What this task involves
Within this material, find every line where the string "background" appears, and copy it out.

Data records
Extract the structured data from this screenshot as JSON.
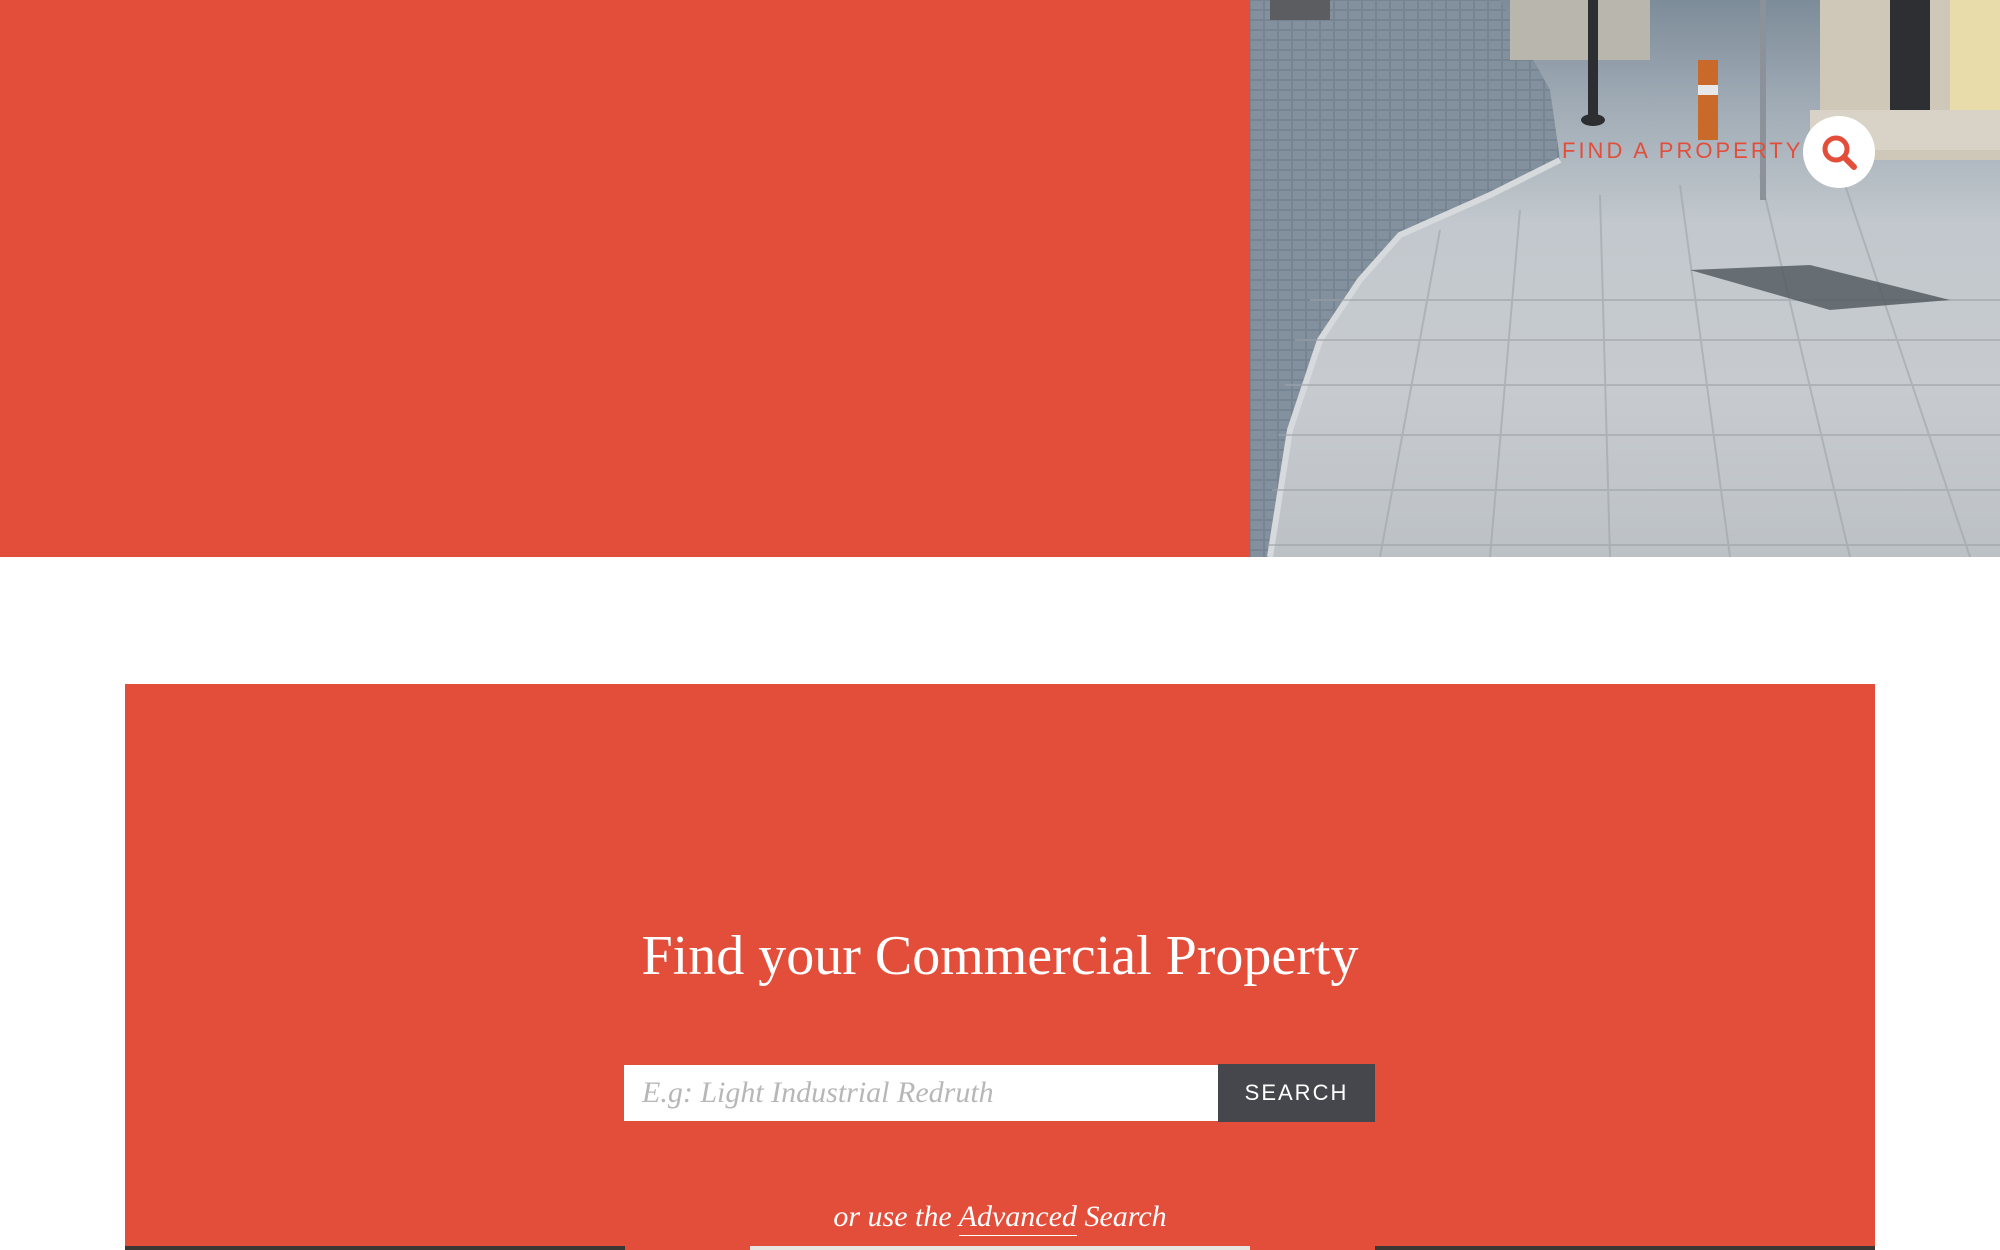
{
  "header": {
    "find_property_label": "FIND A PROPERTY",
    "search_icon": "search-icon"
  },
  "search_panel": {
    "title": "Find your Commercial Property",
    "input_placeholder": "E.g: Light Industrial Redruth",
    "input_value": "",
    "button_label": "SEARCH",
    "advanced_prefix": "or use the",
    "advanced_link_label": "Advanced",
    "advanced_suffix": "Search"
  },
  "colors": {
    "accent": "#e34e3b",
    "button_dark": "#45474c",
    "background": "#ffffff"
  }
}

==

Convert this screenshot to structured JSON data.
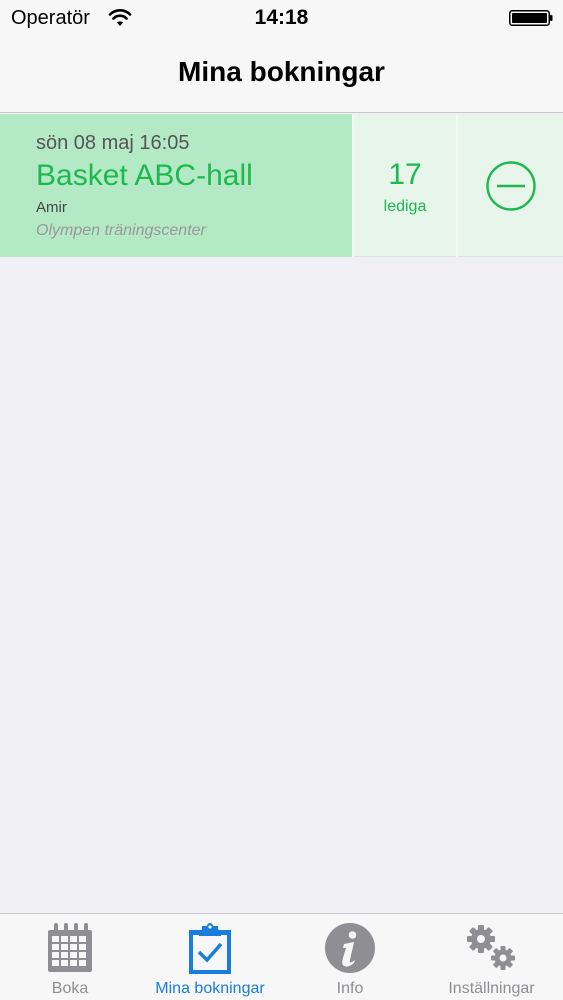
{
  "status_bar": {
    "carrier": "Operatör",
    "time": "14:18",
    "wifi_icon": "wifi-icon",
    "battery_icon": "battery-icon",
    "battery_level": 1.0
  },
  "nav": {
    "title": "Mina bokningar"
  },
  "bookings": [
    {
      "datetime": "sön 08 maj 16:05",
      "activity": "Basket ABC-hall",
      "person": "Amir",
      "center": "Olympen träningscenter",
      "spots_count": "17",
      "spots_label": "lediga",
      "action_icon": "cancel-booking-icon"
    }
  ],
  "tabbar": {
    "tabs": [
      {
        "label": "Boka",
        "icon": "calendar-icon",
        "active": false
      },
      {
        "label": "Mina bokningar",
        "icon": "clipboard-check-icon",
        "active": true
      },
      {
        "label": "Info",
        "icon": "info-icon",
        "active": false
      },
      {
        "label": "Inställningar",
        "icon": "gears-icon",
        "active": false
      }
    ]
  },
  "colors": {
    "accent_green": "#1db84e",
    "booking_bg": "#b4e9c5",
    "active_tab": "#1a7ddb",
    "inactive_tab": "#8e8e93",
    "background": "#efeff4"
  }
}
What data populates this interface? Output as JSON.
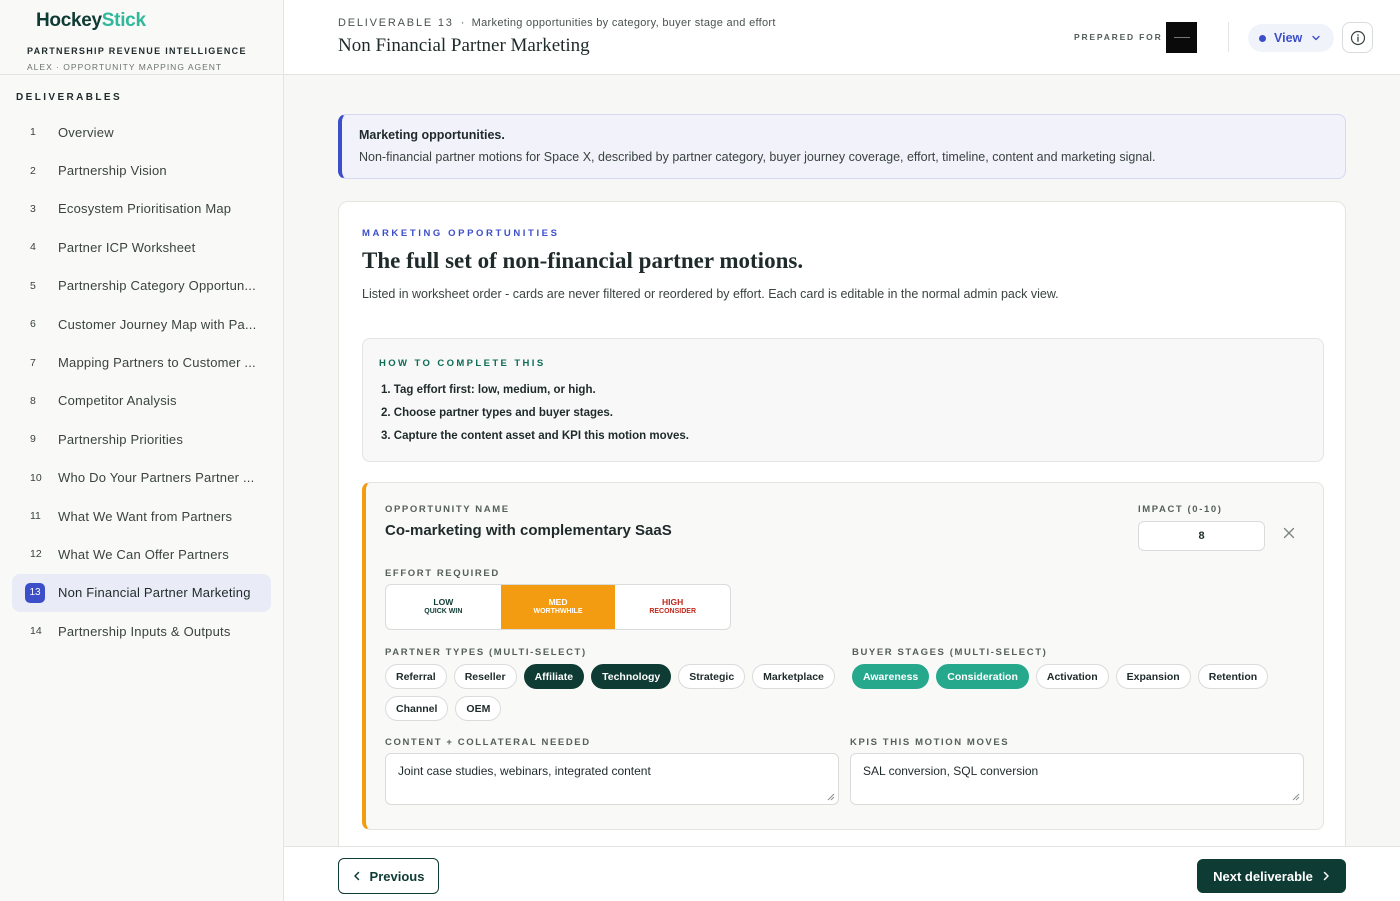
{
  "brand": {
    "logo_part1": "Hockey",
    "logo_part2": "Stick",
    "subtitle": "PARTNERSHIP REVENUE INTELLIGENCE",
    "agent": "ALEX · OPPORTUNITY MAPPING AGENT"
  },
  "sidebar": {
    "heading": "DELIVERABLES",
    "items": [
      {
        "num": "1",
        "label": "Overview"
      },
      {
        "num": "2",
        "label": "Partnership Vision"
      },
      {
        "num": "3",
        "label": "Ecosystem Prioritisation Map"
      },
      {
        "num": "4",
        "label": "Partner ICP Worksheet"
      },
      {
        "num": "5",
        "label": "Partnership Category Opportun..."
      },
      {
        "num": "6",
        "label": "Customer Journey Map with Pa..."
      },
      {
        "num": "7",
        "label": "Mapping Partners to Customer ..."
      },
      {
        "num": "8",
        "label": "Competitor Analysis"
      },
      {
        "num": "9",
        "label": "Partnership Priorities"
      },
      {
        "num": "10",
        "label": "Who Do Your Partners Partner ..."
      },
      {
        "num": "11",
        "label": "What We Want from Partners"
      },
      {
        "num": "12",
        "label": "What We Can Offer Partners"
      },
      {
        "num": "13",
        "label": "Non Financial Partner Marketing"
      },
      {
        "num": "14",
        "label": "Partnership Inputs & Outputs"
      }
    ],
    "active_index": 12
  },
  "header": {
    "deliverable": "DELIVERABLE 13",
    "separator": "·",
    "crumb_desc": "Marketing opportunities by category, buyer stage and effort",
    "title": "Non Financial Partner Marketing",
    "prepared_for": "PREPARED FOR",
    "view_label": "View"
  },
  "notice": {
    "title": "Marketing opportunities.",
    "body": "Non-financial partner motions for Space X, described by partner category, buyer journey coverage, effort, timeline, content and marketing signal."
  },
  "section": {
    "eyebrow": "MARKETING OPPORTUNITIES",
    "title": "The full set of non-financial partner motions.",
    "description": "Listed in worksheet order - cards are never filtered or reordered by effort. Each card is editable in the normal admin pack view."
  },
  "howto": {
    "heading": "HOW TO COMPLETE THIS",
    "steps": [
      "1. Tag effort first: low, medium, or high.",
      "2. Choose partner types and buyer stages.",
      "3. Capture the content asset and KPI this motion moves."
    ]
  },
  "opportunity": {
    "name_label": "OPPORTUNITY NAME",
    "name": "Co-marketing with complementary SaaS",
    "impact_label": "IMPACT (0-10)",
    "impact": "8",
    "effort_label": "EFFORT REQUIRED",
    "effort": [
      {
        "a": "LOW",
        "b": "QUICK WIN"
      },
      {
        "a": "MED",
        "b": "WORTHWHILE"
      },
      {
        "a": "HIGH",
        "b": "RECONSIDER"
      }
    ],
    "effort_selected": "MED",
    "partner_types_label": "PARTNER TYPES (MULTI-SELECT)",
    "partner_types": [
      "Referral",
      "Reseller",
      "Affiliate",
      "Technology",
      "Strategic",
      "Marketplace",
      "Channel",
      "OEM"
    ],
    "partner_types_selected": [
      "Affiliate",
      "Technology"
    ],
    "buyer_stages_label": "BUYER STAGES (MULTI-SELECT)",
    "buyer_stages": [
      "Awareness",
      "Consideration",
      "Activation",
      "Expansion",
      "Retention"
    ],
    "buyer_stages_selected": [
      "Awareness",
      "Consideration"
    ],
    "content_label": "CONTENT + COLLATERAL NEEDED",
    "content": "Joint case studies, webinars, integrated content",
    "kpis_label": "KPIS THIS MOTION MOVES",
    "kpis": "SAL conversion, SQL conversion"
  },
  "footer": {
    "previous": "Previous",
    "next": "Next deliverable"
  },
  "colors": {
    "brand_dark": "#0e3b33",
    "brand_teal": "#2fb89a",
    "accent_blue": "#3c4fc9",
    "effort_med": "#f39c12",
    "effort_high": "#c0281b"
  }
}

Reply to the task
    "background": "#ffffff"
    "background": "#efeff4"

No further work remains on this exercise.